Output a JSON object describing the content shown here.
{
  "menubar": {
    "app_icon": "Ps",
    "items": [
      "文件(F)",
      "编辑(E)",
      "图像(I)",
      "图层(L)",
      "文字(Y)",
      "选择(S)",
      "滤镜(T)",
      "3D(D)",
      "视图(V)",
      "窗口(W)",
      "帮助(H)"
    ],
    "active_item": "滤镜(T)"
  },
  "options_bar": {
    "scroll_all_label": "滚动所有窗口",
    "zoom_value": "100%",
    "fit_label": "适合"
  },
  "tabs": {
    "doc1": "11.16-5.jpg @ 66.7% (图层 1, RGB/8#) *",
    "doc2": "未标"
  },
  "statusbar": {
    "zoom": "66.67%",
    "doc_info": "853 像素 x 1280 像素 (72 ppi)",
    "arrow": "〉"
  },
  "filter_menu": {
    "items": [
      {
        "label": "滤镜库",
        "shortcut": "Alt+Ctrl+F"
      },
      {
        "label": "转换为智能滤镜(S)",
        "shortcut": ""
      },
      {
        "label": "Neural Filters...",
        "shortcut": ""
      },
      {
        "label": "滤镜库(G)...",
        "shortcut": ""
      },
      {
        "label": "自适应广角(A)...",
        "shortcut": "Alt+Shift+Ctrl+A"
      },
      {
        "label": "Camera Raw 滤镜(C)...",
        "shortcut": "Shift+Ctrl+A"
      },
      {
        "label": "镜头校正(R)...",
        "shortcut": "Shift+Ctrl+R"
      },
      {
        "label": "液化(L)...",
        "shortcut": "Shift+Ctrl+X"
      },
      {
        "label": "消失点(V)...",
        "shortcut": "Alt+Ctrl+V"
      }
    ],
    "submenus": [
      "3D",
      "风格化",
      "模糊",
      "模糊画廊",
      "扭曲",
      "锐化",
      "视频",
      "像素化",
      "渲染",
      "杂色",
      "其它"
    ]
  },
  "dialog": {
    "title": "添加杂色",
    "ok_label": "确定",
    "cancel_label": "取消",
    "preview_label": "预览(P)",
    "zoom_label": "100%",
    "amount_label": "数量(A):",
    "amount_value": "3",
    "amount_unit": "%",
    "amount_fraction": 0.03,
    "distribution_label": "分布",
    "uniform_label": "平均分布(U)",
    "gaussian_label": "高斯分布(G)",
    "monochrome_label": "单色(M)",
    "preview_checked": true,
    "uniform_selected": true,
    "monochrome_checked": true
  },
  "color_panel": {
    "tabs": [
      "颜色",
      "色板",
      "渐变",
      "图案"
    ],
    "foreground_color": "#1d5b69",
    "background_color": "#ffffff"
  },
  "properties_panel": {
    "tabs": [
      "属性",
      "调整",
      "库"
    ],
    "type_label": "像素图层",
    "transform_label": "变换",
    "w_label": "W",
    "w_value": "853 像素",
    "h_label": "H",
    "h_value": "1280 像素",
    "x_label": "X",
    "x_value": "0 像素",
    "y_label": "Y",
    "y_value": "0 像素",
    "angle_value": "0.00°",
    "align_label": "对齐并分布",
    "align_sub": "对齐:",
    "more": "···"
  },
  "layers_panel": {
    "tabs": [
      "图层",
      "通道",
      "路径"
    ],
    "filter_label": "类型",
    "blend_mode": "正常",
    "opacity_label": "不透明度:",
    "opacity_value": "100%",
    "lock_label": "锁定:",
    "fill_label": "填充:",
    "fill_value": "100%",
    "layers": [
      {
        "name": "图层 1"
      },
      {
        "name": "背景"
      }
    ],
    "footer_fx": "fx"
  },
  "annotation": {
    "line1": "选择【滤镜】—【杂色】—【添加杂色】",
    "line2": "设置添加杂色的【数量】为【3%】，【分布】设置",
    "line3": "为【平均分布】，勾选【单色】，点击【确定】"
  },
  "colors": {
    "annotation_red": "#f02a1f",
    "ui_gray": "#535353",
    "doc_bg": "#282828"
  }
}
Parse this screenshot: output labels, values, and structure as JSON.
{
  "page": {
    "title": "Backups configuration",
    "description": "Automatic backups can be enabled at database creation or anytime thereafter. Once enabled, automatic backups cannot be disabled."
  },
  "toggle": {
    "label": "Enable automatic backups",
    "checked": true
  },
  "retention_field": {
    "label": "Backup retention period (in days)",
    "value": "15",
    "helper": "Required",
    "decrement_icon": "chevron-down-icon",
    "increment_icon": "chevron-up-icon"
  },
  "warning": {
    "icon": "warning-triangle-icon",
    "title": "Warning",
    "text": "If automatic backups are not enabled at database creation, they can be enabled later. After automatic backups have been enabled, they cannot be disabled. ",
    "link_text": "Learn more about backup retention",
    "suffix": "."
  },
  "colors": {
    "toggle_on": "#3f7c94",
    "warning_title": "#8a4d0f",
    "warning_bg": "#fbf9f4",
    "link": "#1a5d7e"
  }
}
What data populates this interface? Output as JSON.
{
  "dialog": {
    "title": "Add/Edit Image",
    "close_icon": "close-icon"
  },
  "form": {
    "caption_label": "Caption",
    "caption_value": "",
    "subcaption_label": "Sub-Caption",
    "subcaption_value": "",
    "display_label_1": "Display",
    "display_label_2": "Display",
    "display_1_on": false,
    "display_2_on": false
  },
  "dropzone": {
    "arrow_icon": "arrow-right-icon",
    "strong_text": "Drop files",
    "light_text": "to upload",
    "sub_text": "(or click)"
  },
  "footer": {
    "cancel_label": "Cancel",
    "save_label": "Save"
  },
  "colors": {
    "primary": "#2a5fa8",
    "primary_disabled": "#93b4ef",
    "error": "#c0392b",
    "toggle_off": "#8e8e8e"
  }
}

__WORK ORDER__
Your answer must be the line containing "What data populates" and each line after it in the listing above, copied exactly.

__RESPONSE FOR THIS EXERCISE__
What data populates this interface? Output as JSON.
{
  "dialog": {
    "title": "Add/Edit Image",
    "close_icon": "close-icon"
  },
  "form": {
    "caption_label": "Caption",
    "caption_value": "",
    "subcaption_label": "Sub-Caption",
    "subcaption_value": "",
    "display_label_1": "Display",
    "display_label_2": "Display",
    "display_1_on": false,
    "display_2_on": false
  },
  "dropzone": {
    "arrow_icon": "arrow-right-icon",
    "strong_text": "Drop files",
    "light_text": "to upload",
    "sub_text": "(or click)"
  },
  "footer": {
    "cancel_label": "Cancel",
    "save_label": "Save"
  },
  "colors": {
    "primary": "#2a5fa8",
    "primary_disabled": "#93b4ef",
    "error": "#c0392b",
    "toggle_off": "#8e8e8e"
  }
}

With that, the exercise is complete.